When you think of workplace health and safety, potential drug and alcohol abuse by employees may not be the first thing on a contractor’s mind. As construction industry professionals, it’s easier to focus on the task at hand and how a project needs to be handled rather than what employees may be doing in their personal time. However, if substance abuse problems carryover from the employee’s personal life into your workplace it may result in more accidents, project delays, and your need for a Michigan OSHA defense attorney.
In this four-part article, we will first discuss the concerning recent statistics pertaining to substance abuse in the workplace. In the second and third section, we will discuss ways the construction industry is impacted by substance abuse. In the final section, we will discuss preventive measures contractors can take to ensure their workplace is drug-free.
Substance Abuse By the Numbers
According to the Substance Abuse and Mental Health Administration (SAMHSA), nearly 70 percent of all illegal drug users are employed and active in the workplace. In addition, studies show that over 25 percent of employees are aware of the sale of illegal drugs in their workplace. According to the U.S. Department of Labor, over the last decade, 15 percent of construction workers have admitted to illegal drug use and 18 percent have admitted to heavy consumption of alcohol.
Substance Abuse Reaches Staggering Total in Workplace Deaths
According to the Bureau of Labor Statistics, the most rapidly emerging fatal occupational injury pertains to workplace substance-related deaths from drugs and alcohol. Since 2012, the number of fatalities at the workplace involving substance abuse has increased by at least 25 percent each year.
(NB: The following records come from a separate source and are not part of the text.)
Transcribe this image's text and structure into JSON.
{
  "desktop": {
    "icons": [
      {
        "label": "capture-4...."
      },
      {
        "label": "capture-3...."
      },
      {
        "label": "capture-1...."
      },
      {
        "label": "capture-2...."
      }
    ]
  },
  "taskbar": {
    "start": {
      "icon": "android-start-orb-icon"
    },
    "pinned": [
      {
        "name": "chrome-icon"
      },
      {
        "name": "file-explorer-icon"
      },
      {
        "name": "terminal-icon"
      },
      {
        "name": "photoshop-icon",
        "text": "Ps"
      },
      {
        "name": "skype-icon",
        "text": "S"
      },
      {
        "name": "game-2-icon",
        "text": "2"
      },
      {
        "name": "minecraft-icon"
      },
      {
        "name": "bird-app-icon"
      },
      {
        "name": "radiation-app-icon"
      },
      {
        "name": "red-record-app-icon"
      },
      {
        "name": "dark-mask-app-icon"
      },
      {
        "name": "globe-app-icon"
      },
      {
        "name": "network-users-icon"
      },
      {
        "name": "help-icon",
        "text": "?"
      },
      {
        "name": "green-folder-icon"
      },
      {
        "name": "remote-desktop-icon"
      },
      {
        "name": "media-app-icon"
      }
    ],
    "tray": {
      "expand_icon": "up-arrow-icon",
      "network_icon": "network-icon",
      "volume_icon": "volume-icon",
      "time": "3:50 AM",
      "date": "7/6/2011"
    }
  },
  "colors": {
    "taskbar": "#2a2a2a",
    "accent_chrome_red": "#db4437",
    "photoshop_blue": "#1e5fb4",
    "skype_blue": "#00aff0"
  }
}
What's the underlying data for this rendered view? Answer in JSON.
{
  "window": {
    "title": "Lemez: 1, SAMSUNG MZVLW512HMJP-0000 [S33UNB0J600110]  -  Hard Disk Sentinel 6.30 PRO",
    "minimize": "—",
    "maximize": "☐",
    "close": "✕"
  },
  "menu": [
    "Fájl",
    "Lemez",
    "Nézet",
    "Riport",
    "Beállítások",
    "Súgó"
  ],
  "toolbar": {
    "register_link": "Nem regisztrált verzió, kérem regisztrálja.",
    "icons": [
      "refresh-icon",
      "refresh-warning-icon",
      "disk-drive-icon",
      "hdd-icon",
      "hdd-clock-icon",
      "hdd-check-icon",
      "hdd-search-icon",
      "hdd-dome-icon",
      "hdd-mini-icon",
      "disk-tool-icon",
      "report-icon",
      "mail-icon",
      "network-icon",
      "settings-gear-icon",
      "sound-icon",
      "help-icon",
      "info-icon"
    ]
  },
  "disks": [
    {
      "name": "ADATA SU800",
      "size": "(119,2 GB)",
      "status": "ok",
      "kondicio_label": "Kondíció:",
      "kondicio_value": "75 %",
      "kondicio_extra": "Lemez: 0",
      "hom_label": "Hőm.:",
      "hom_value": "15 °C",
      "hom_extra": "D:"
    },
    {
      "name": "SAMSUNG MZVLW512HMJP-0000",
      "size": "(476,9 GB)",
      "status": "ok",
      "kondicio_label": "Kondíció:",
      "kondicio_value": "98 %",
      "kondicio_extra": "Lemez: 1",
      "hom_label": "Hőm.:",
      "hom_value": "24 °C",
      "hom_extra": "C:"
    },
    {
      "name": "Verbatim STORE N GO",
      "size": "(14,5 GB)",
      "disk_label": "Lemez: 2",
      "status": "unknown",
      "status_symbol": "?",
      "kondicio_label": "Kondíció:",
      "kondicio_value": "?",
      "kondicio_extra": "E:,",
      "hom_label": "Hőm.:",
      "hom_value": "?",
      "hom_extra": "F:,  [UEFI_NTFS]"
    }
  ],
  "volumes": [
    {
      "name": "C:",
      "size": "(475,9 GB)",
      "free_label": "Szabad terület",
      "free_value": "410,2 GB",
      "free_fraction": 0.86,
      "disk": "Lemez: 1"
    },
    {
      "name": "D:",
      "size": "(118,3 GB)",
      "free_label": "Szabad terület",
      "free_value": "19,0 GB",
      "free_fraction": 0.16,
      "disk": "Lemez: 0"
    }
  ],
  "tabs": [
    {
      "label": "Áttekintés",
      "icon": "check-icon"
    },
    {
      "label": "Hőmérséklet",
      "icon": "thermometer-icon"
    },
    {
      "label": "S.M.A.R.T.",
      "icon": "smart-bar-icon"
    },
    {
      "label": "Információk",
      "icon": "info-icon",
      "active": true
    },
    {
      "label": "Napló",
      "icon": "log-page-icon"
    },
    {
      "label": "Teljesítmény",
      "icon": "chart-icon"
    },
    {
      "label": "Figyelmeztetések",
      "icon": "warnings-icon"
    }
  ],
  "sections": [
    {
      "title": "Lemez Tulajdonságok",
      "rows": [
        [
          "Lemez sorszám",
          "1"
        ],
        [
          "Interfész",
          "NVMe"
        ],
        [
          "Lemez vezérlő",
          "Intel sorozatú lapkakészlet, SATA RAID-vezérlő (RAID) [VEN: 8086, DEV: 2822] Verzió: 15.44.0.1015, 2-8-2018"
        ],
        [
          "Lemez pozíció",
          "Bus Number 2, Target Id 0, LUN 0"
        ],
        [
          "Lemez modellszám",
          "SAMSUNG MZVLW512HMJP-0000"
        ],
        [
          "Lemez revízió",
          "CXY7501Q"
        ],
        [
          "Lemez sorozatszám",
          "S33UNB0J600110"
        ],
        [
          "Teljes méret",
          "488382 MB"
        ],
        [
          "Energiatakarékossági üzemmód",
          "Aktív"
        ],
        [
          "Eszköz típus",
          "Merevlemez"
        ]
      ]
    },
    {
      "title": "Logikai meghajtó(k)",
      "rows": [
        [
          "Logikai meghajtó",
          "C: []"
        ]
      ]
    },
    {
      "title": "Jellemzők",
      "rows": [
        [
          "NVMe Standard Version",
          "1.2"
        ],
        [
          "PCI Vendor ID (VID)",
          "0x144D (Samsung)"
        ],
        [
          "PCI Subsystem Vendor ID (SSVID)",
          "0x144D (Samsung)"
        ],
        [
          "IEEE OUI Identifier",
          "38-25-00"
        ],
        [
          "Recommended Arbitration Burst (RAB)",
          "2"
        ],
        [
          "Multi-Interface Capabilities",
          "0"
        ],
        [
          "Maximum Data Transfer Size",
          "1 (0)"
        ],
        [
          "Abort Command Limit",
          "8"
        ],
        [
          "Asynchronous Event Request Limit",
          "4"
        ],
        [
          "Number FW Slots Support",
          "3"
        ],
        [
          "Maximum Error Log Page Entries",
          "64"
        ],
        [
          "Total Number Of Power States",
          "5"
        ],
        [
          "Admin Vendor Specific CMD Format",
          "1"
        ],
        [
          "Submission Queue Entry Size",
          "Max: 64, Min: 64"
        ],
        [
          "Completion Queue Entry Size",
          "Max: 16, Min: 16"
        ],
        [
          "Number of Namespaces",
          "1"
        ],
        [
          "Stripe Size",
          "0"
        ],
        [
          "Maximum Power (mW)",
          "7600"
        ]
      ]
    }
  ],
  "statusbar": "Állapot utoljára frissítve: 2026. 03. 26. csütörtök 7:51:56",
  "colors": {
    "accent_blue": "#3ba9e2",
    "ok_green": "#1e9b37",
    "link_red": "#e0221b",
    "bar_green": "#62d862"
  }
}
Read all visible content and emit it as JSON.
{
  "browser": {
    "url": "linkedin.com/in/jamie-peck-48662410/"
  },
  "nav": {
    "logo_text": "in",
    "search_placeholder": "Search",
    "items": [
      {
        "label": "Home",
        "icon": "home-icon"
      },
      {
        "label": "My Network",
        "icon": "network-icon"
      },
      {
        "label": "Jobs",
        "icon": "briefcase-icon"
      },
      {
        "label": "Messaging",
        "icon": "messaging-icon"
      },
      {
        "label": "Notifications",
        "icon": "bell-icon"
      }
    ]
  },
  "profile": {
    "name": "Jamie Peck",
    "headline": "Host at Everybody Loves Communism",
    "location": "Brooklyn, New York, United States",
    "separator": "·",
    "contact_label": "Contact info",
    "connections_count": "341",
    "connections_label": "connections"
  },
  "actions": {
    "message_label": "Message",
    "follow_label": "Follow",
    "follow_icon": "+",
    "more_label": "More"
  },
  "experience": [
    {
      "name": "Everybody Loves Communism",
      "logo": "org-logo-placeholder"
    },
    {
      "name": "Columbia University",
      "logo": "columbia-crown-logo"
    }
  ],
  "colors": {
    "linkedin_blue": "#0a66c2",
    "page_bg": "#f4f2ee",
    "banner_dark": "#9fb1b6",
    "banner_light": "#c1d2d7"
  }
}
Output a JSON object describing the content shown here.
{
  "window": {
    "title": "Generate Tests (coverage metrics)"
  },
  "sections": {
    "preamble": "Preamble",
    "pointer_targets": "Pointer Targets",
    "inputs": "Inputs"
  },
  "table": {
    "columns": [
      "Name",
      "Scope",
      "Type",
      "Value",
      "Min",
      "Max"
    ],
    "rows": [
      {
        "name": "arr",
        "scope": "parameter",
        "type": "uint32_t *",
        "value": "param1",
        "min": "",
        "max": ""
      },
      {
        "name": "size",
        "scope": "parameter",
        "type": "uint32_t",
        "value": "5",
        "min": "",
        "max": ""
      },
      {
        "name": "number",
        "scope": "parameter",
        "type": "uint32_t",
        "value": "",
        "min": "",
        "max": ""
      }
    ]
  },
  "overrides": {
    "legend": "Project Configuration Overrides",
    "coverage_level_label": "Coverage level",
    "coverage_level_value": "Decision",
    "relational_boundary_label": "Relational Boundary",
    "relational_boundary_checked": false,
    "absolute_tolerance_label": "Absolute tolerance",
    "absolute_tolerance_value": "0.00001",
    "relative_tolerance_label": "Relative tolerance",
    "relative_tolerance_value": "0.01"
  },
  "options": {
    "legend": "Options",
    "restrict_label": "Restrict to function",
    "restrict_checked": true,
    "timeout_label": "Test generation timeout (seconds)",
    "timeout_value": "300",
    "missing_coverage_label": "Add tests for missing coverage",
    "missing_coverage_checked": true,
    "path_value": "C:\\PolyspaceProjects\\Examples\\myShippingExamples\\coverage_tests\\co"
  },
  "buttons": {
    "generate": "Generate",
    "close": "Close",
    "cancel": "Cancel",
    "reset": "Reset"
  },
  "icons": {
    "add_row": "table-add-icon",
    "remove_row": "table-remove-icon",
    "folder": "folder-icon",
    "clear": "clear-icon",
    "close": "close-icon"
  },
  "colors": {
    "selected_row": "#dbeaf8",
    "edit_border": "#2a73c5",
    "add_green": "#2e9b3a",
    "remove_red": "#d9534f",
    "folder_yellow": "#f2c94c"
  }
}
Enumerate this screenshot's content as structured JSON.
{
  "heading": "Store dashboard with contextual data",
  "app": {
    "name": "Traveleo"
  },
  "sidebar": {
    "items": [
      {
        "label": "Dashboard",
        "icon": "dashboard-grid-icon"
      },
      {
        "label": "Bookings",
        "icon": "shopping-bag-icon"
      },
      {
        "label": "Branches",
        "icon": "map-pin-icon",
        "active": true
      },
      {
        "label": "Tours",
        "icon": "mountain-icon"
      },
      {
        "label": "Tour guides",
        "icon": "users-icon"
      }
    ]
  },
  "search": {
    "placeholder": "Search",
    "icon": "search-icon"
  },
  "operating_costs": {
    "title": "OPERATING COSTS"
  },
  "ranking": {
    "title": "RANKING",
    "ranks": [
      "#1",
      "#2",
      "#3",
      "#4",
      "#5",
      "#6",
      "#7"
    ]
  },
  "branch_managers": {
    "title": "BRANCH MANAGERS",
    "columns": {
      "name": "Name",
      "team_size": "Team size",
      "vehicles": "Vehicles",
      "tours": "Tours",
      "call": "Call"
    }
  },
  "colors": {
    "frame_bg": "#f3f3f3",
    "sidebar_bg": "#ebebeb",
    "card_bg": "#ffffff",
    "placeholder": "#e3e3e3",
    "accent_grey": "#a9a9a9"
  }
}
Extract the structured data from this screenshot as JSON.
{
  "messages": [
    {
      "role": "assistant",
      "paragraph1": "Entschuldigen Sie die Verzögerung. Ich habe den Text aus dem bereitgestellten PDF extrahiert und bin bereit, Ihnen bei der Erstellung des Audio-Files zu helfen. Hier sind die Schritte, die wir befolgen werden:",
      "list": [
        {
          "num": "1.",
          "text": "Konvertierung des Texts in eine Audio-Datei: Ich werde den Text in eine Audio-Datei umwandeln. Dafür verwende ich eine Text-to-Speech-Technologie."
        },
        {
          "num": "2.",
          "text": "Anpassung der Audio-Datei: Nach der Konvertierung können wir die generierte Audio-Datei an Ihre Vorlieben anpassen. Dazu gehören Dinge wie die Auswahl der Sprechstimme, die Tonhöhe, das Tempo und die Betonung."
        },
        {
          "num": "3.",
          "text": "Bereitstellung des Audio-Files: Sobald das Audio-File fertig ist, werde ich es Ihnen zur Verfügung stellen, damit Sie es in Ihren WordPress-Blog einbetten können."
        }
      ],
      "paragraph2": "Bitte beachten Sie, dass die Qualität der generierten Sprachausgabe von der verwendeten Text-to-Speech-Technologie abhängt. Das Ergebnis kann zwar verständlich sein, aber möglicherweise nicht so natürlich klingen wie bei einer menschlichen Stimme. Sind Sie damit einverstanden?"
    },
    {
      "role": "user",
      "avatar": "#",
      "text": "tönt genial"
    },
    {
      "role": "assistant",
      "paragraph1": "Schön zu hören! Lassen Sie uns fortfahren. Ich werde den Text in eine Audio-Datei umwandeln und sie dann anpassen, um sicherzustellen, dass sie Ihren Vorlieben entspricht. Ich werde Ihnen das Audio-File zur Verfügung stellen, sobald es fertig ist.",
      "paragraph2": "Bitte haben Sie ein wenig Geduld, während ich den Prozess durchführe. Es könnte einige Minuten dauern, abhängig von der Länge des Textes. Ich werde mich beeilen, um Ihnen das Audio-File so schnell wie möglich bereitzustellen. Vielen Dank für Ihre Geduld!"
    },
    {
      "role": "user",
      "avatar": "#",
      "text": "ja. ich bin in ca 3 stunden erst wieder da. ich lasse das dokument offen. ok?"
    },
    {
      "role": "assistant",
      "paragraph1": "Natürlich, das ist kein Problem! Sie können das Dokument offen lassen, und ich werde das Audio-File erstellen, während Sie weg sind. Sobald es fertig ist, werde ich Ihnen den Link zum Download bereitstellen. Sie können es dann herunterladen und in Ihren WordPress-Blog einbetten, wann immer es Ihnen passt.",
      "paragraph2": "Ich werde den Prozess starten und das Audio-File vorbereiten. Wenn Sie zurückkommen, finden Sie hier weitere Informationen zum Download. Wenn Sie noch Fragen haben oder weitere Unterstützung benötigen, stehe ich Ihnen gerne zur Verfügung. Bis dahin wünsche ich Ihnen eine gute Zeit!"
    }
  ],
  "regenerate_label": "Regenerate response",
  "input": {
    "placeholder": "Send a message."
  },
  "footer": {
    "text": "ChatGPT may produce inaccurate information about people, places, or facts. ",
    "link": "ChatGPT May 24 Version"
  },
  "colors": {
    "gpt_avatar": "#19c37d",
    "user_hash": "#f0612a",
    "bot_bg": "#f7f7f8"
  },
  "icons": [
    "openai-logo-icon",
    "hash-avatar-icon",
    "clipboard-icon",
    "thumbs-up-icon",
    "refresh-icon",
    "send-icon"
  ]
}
Because of this troubling trend, the Occupational Safety and Health Administration (OSHA) is committed to preventing substance-related accidents in the workplace and strongly urges contractors to educate themselves on ways to monitor and prevent substance abusers from working on their project and seeking the treatment they need to get better.
Disclaimer: The information contained in this article is for general educational information only. This information does not constitute legal advice, is not intended to constitute legal advice, nor should it be relied upon as legal advice for your specific factual pattern or situation.